TASK DIRECTIONS: Extract the full set of records that follows, word for word.

MATERIAL TO PROCESS:
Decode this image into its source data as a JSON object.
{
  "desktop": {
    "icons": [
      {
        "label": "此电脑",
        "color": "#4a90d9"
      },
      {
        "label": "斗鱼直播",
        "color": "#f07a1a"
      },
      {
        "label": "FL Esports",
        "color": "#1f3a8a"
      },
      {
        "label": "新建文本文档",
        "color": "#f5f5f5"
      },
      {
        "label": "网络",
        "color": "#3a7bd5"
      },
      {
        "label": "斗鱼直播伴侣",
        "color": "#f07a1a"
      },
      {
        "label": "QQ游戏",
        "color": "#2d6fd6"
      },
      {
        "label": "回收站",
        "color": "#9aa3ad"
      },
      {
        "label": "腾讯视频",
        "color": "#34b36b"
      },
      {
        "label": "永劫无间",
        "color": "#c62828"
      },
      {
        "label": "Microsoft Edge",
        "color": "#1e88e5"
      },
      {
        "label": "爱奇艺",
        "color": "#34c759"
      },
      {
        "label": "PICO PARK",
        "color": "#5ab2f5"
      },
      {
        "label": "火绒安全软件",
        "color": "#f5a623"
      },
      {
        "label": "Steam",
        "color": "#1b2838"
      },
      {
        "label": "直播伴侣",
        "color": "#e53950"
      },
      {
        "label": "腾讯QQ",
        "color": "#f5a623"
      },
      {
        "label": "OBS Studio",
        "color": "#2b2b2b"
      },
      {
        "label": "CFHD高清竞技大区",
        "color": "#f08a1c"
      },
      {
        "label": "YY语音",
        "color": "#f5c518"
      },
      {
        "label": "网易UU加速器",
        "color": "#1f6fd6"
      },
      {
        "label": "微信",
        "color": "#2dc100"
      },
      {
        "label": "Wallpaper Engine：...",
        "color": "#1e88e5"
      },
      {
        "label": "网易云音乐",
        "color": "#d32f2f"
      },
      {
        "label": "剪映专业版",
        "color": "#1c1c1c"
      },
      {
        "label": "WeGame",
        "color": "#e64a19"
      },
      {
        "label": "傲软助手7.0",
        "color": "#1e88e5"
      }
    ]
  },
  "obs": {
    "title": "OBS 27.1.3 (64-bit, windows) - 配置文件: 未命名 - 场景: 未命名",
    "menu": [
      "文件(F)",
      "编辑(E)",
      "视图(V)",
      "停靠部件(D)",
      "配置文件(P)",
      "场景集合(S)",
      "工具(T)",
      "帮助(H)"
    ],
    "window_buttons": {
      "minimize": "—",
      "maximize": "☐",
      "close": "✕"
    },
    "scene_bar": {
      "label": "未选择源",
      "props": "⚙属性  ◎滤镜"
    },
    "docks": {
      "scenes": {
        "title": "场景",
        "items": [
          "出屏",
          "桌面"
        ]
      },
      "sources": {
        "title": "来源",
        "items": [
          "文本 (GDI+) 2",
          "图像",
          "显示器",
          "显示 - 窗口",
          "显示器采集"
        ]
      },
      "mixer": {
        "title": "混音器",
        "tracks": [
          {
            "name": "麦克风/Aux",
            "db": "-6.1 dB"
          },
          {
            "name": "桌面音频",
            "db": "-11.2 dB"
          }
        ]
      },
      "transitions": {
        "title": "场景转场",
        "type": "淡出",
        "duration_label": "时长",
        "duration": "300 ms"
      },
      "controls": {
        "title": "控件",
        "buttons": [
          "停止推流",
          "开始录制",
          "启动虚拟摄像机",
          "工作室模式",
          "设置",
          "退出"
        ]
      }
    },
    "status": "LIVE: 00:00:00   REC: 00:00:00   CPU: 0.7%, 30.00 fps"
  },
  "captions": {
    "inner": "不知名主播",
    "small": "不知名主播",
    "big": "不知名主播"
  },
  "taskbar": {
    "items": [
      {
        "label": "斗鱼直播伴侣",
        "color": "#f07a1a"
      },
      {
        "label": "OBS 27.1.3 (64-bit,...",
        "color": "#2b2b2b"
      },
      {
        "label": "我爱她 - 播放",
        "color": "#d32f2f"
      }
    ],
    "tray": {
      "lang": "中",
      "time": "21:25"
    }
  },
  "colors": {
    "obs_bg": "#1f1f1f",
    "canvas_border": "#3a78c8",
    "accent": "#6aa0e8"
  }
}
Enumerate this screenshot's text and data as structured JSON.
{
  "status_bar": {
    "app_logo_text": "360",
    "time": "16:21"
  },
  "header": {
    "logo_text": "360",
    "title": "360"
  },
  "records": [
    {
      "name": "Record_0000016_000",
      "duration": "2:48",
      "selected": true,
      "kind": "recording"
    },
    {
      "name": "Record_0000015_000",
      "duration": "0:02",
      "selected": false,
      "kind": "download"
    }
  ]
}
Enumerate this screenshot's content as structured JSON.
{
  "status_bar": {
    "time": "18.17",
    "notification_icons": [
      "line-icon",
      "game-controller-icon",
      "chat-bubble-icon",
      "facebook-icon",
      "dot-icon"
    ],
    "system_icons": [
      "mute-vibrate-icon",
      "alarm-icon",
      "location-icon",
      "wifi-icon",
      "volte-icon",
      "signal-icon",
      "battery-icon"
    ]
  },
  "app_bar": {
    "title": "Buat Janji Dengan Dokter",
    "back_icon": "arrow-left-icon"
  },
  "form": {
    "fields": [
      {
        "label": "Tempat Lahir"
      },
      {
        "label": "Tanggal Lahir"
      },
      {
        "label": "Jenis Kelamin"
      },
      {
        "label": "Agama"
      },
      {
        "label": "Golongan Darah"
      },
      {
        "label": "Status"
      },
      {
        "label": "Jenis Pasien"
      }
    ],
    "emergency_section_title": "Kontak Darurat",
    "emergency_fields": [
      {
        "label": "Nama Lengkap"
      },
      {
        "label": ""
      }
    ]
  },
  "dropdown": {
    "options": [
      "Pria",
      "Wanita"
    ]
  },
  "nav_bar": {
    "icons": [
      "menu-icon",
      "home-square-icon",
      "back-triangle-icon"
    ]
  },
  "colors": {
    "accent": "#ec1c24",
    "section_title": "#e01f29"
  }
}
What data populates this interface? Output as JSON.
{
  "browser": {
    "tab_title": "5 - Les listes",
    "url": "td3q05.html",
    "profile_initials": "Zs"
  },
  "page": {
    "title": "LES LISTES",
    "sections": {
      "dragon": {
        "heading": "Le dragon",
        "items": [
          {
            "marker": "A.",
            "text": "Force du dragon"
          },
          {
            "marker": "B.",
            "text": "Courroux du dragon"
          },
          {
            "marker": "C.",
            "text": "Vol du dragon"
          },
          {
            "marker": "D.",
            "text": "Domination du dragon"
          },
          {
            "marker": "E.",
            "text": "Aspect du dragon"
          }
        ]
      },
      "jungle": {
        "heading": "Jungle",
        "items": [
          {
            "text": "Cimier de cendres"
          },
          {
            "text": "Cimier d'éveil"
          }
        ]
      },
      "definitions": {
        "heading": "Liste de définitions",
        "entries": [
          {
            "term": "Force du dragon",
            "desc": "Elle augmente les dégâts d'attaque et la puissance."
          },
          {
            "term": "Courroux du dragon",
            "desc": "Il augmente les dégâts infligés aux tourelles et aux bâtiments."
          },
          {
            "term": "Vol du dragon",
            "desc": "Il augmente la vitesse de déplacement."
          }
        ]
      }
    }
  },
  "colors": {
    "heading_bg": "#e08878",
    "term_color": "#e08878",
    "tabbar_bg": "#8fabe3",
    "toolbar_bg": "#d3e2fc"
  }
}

SOLUTION FOR THIS PROBLEM:
Decode this image into its source data as a JSON object.
{
  "desktop": {
    "icons": [
      {
        "label": "此电脑",
        "color": "#4a90d9"
      },
      {
        "label": "斗鱼直播",
        "color": "#f07a1a"
      },
      {
        "label": "FL Esports",
        "color": "#1f3a8a"
      },
      {
        "label": "新建文本文档",
        "color": "#f5f5f5"
      },
      {
        "label": "网络",
        "color": "#3a7bd5"
      },
      {
        "label": "斗鱼直播伴侣",
        "color": "#f07a1a"
      },
      {
        "label": "QQ游戏",
        "color": "#2d6fd6"
      },
      {
        "label": "回收站",
        "color": "#9aa3ad"
      },
      {
        "label": "腾讯视频",
        "color": "#34b36b"
      },
      {
        "label": "永劫无间",
        "color": "#c62828"
      },
      {
        "label": "Microsoft Edge",
        "color": "#1e88e5"
      },
      {
        "label": "爱奇艺",
        "color": "#34c759"
      },
      {
        "label": "PICO PARK",
        "color": "#5ab2f5"
      },
      {
        "label": "火绒安全软件",
        "color": "#f5a623"
      },
      {
        "label": "Steam",
        "color": "#1b2838"
      },
      {
        "label": "直播伴侣",
        "color": "#e53950"
      },
      {
        "label": "腾讯QQ",
        "color": "#f5a623"
      },
      {
        "label": "OBS Studio",
        "color": "#2b2b2b"
      },
      {
        "label": "CFHD高清竞技大区",
        "color": "#f08a1c"
      },
      {
        "label": "YY语音",
        "color": "#f5c518"
      },
      {
        "label": "网易UU加速器",
        "color": "#1f6fd6"
      },
      {
        "label": "微信",
        "color": "#2dc100"
      },
      {
        "label": "Wallpaper Engine：...",
        "color": "#1e88e5"
      },
      {
        "label": "网易云音乐",
        "color": "#d32f2f"
      },
      {
        "label": "剪映专业版",
        "color": "#1c1c1c"
      },
      {
        "label": "WeGame",
        "color": "#e64a19"
      },
      {
        "label": "傲软助手7.0",
        "color": "#1e88e5"
      }
    ]
  },
  "obs": {
    "title": "OBS 27.1.3 (64-bit, windows) - 配置文件: 未命名 - 场景: 未命名",
    "menu": [
      "文件(F)",
      "编辑(E)",
      "视图(V)",
      "停靠部件(D)",
      "配置文件(P)",
      "场景集合(S)",
      "工具(T)",
      "帮助(H)"
    ],
    "window_buttons": {
      "minimize": "—",
      "maximize": "☐",
      "close": "✕"
    },
    "scene_bar": {
      "label": "未选择源",
      "props": "⚙属性  ◎滤镜"
    },
    "docks": {
      "scenes": {
        "title": "场景",
        "items": [
          "出屏",
          "桌面"
        ]
      },
      "sources": {
        "title": "来源",
        "items": [
          "文本 (GDI+) 2",
          "图像",
          "显示器",
          "显示 - 窗口",
          "显示器采集"
        ]
      },
      "mixer": {
        "title": "混音器",
        "tracks": [
          {
            "name": "麦克风/Aux",
            "db": "-6.1 dB"
          },
          {
            "name": "桌面音频",
            "db": "-11.2 dB"
          }
        ]
      },
      "transitions": {
        "title": "场景转场",
        "type": "淡出",
        "duration_label": "时长",
        "duration": "300 ms"
      },
      "controls": {
        "title": "控件",
        "buttons": [
          "停止推流",
          "开始录制",
          "启动虚拟摄像机",
          "工作室模式",
          "设置",
          "退出"
        ]
      }
    },
    "status": "LIVE: 00:00:00   REC: 00:00:00   CPU: 0.7%, 30.00 fps"
  },
  "captions": {
    "inner": "不知名主播",
    "small": "不知名主播",
    "big": "不知名主播"
  },
  "taskbar": {
    "items": [
      {
        "label": "斗鱼直播伴侣",
        "color": "#f07a1a"
      },
      {
        "label": "OBS 27.1.3 (64-bit,...",
        "color": "#2b2b2b"
      },
      {
        "label": "我爱她 - 播放",
        "color": "#d32f2f"
      }
    ],
    "tray": {
      "lang": "中",
      "time": "21:25"
    }
  },
  "colors": {
    "obs_bg": "#1f1f1f",
    "canvas_border": "#3a78c8",
    "accent": "#6aa0e8"
  }
}
Enumerate this screenshot's text and data as structured JSON.
{
  "status_bar": {
    "app_logo_text": "360",
    "time": "16:21"
  },
  "header": {
    "logo_text": "360",
    "title": "360"
  },
  "records": [
    {
      "name": "Record_0000016_000",
      "duration": "2:48",
      "selected": true,
      "kind": "recording"
    },
    {
      "name": "Record_0000015_000",
      "duration": "0:02",
      "selected": false,
      "kind": "download"
    }
  ]
}
Enumerate this screenshot's content as structured JSON.
{
  "status_bar": {
    "time": "18.17",
    "notification_icons": [
      "line-icon",
      "game-controller-icon",
      "chat-bubble-icon",
      "facebook-icon",
      "dot-icon"
    ],
    "system_icons": [
      "mute-vibrate-icon",
      "alarm-icon",
      "location-icon",
      "wifi-icon",
      "volte-icon",
      "signal-icon",
      "battery-icon"
    ]
  },
  "app_bar": {
    "title": "Buat Janji Dengan Dokter",
    "back_icon": "arrow-left-icon"
  },
  "form": {
    "fields": [
      {
        "label": "Tempat Lahir"
      },
      {
        "label": "Tanggal Lahir"
      },
      {
        "label": "Jenis Kelamin"
      },
      {
        "label": "Agama"
      },
      {
        "label": "Golongan Darah"
      },
      {
        "label": "Status"
      },
      {
        "label": "Jenis Pasien"
      }
    ],
    "emergency_section_title": "Kontak Darurat",
    "emergency_fields": [
      {
        "label": "Nama Lengkap"
      },
      {
        "label": ""
      }
    ]
  },
  "dropdown": {
    "options": [
      "Pria",
      "Wanita"
    ]
  },
  "nav_bar": {
    "icons": [
      "menu-icon",
      "home-square-icon",
      "back-triangle-icon"
    ]
  },
  "colors": {
    "accent": "#ec1c24",
    "section_title": "#e01f29"
  }
}
What data populates this interface? Output as JSON.
{
  "browser": {
    "tab_title": "5 - Les listes",
    "url": "td3q05.html",
    "profile_initials": "Zs"
  },
  "page": {
    "title": "LES LISTES",
    "sections": {
      "dragon": {
        "heading": "Le dragon",
        "items": [
          {
            "marker": "A.",
            "text": "Force du dragon"
          },
          {
            "marker": "B.",
            "text": "Courroux du dragon"
          },
          {
            "marker": "C.",
            "text": "Vol du dragon"
          },
          {
            "marker": "D.",
            "text": "Domination du dragon"
          },
          {
            "marker": "E.",
            "text": "Aspect du dragon"
          }
        ]
      },
      "jungle": {
        "heading": "Jungle",
        "items": [
          {
            "text": "Cimier de cendres"
          },
          {
            "text": "Cimier d'éveil"
          }
        ]
      },
      "definitions": {
        "heading": "Liste de définitions",
        "entries": [
          {
            "term": "Force du dragon",
            "desc": "Elle augmente les dégâts d'attaque et la puissance."
          },
          {
            "term": "Courroux du dragon",
            "desc": "Il augmente les dégâts infligés aux tourelles et aux bâtiments."
          },
          {
            "term": "Vol du dragon",
            "desc": "Il augmente la vitesse de déplacement."
          }
        ]
      }
    }
  },
  "colors": {
    "heading_bg": "#e08878",
    "term_color": "#e08878",
    "tabbar_bg": "#8fabe3",
    "toolbar_bg": "#d3e2fc"
  }
}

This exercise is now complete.